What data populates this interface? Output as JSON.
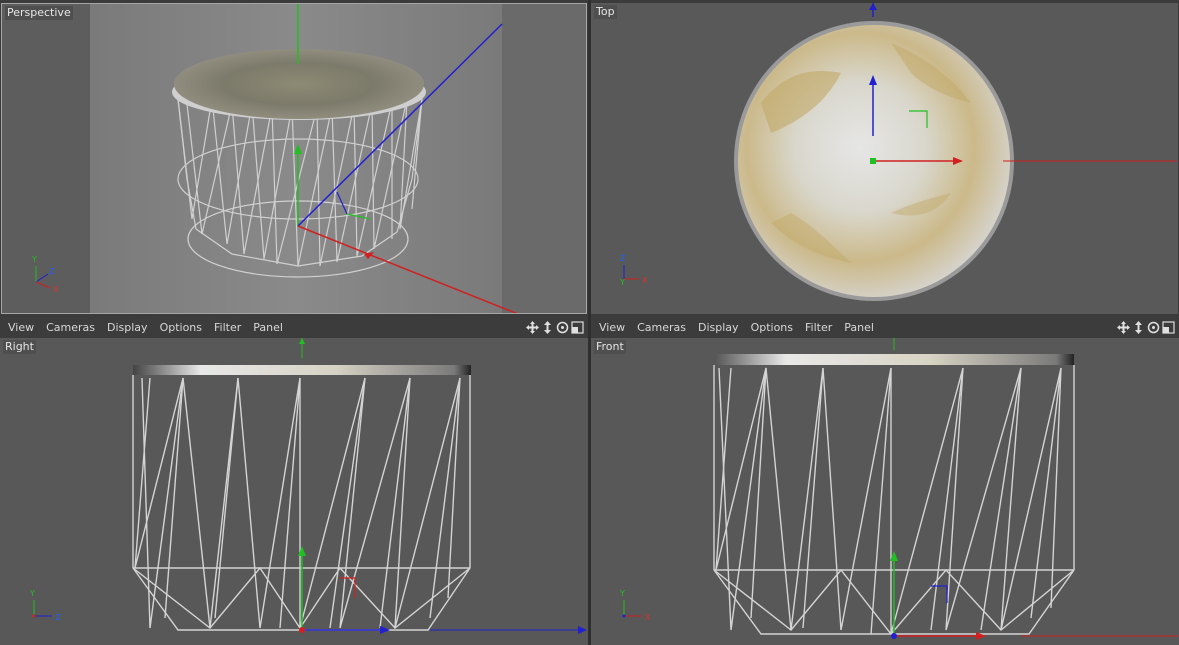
{
  "viewports": {
    "perspective": {
      "label": "Perspective"
    },
    "top": {
      "label": "Top"
    },
    "right": {
      "label": "Right"
    },
    "front": {
      "label": "Front"
    }
  },
  "menubar": {
    "items": [
      "View",
      "Cameras",
      "Display",
      "Options",
      "Filter",
      "Panel"
    ]
  },
  "axes": {
    "persp": [
      "Y",
      "Z",
      "X"
    ],
    "top": [
      "Z",
      "Y",
      "X"
    ],
    "right": [
      "Y",
      "Z"
    ],
    "front": [
      "Y",
      "X"
    ]
  },
  "colors": {
    "x_axis": "#d02020",
    "y_axis": "#20c020",
    "z_axis": "#2020d0",
    "wire": "#d6d6d6",
    "viewport_bg": "#595959"
  },
  "icons": [
    "move-view-icon",
    "pan-view-icon",
    "rotate-view-icon",
    "maximize-view-icon"
  ]
}
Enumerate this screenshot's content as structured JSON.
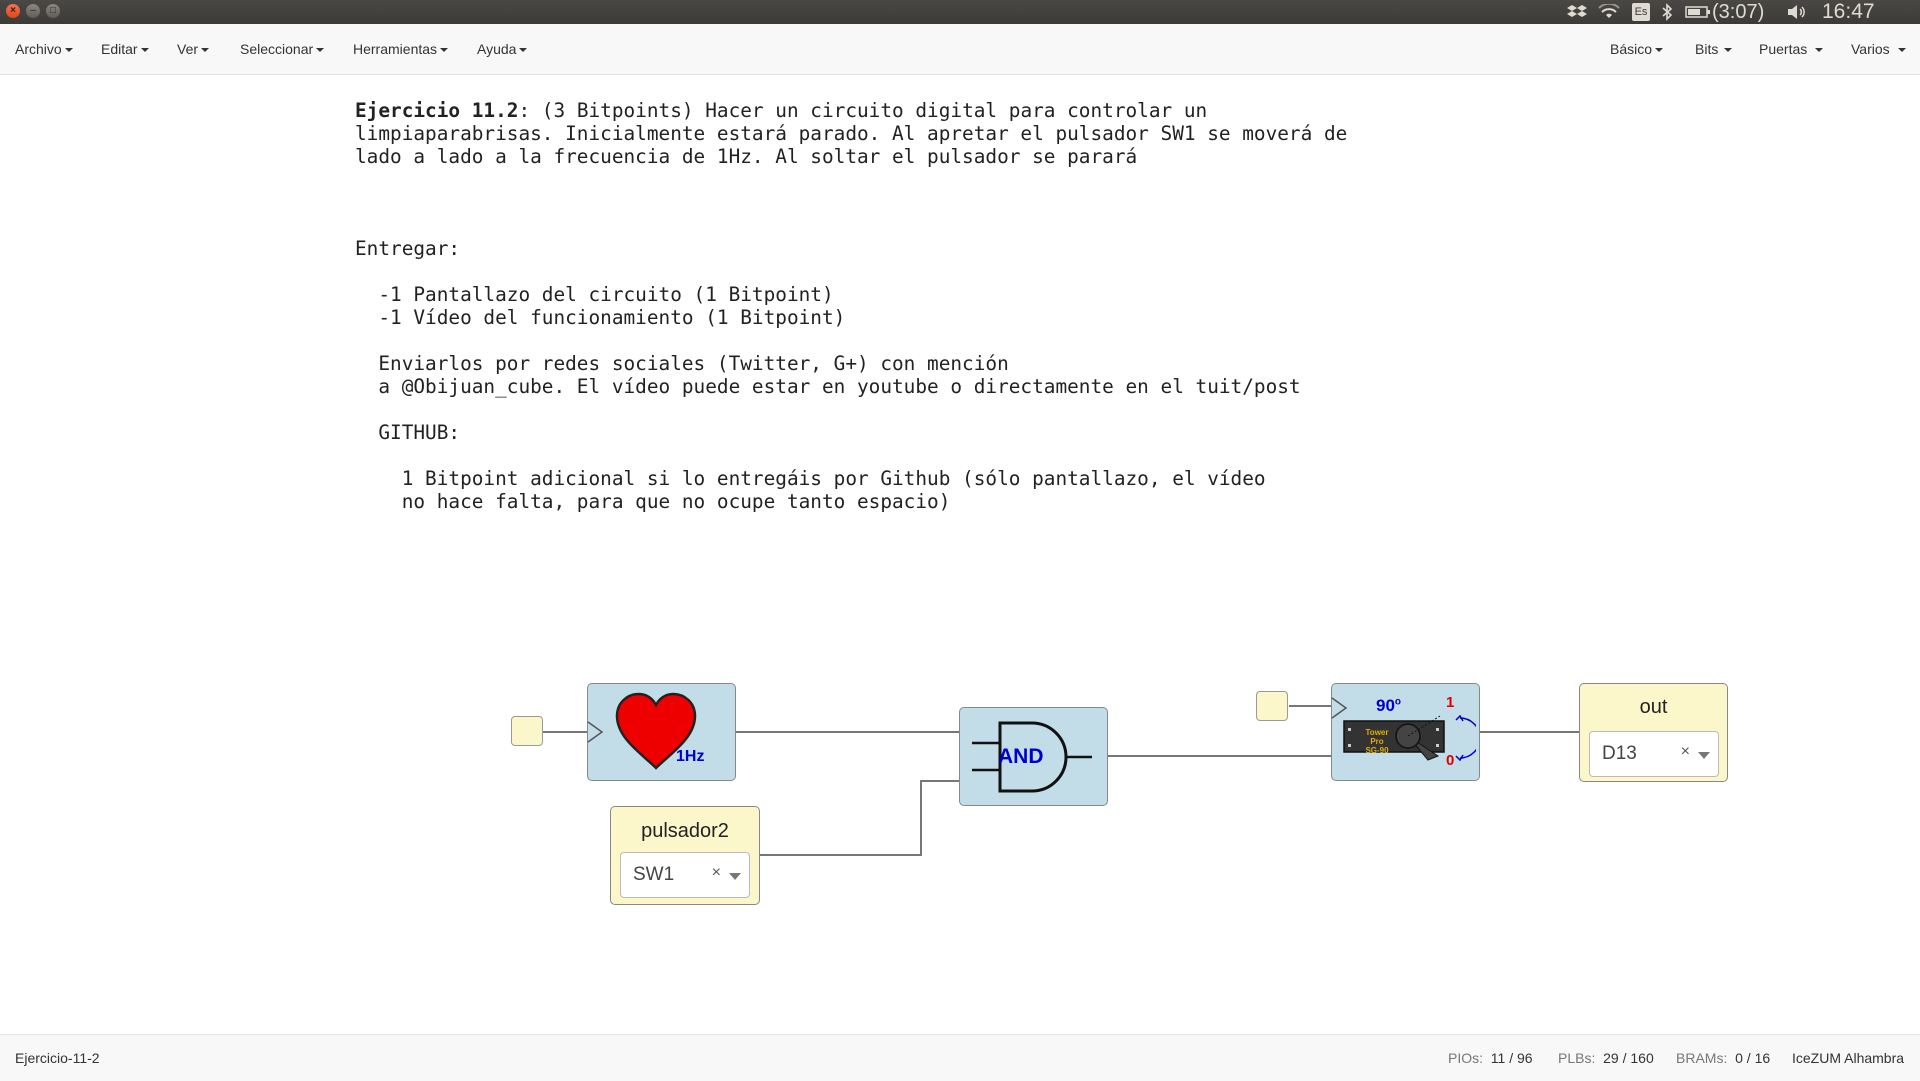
{
  "system_tray": {
    "dropbox_icon": "dropbox-icon",
    "wifi_icon": "wifi-icon",
    "keyboard_layout": "Es",
    "bluetooth_icon": "bluetooth-icon",
    "battery_text": "(3:07)",
    "volume_icon": "volume-icon",
    "clock": "16:47"
  },
  "menubar": {
    "left": [
      "Archivo",
      "Editar",
      "Ver",
      "Seleccionar",
      "Herramientas",
      "Ayuda"
    ],
    "right": [
      "Básico",
      "Bits",
      "Puertas",
      "Varios"
    ]
  },
  "exercise": {
    "title": "Ejercicio 11.2",
    "line1_rest": ": (3 Bitpoints) Hacer un circuito digital para controlar un",
    "line2": "limpiaparabrisas. Inicialmente estará parado. Al apretar el pulsador SW1 se moverá de",
    "line3": "lado a lado a la frecuencia de 1Hz. Al soltar el pulsador se parará",
    "entregar": "Entregar:",
    "item1": "  -1 Pantallazo del circuito (1 Bitpoint)",
    "item2": "  -1 Vídeo del funcionamiento (1 Bitpoint)",
    "send1": "  Enviarlos por redes sociales (Twitter, G+) con mención",
    "send2": "  a @Obijuan_cube. El vídeo puede estar en youtube o directamente en el tuit/post",
    "github": "  GITHUB:",
    "gh1": "    1 Bitpoint adicional si lo entregáis por Github (sólo pantallazo, el vídeo",
    "gh2": "    no hace falta, para que no ocupe tanto espacio)"
  },
  "diagram": {
    "heart_block": {
      "freq_label": "1Hz"
    },
    "and_gate": {
      "label": "AND"
    },
    "input_block": {
      "name": "pulsador2",
      "pin": "SW1"
    },
    "servo_block": {
      "angle_label": "90",
      "angle_sup": "o",
      "pos_one": "1",
      "pos_zero": "0",
      "brand_line1": "Tower",
      "brand_line2": "Pro",
      "brand_line3": "SG-90"
    },
    "output_block": {
      "name": "out",
      "pin": "D13"
    },
    "clear_symbol": "×"
  },
  "statusbar": {
    "filename": "Ejercicio-11-2",
    "pios_label": "PIOs:",
    "pios_value": "11 / 96",
    "plbs_label": "PLBs:",
    "plbs_value": "29 / 160",
    "brams_label": "BRAMs:",
    "brams_value": "0 / 16",
    "board": "IceZUM Alhambra"
  },
  "colors": {
    "block_blue": "#c3dde8",
    "block_yellow": "#fbf7ca",
    "heart_red": "#ee0000",
    "label_blue": "#0000cc"
  }
}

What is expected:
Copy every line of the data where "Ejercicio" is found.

Response to this task:
    "title": "Ejercicio 11.2",
    "filename": "Ejercicio-11-2",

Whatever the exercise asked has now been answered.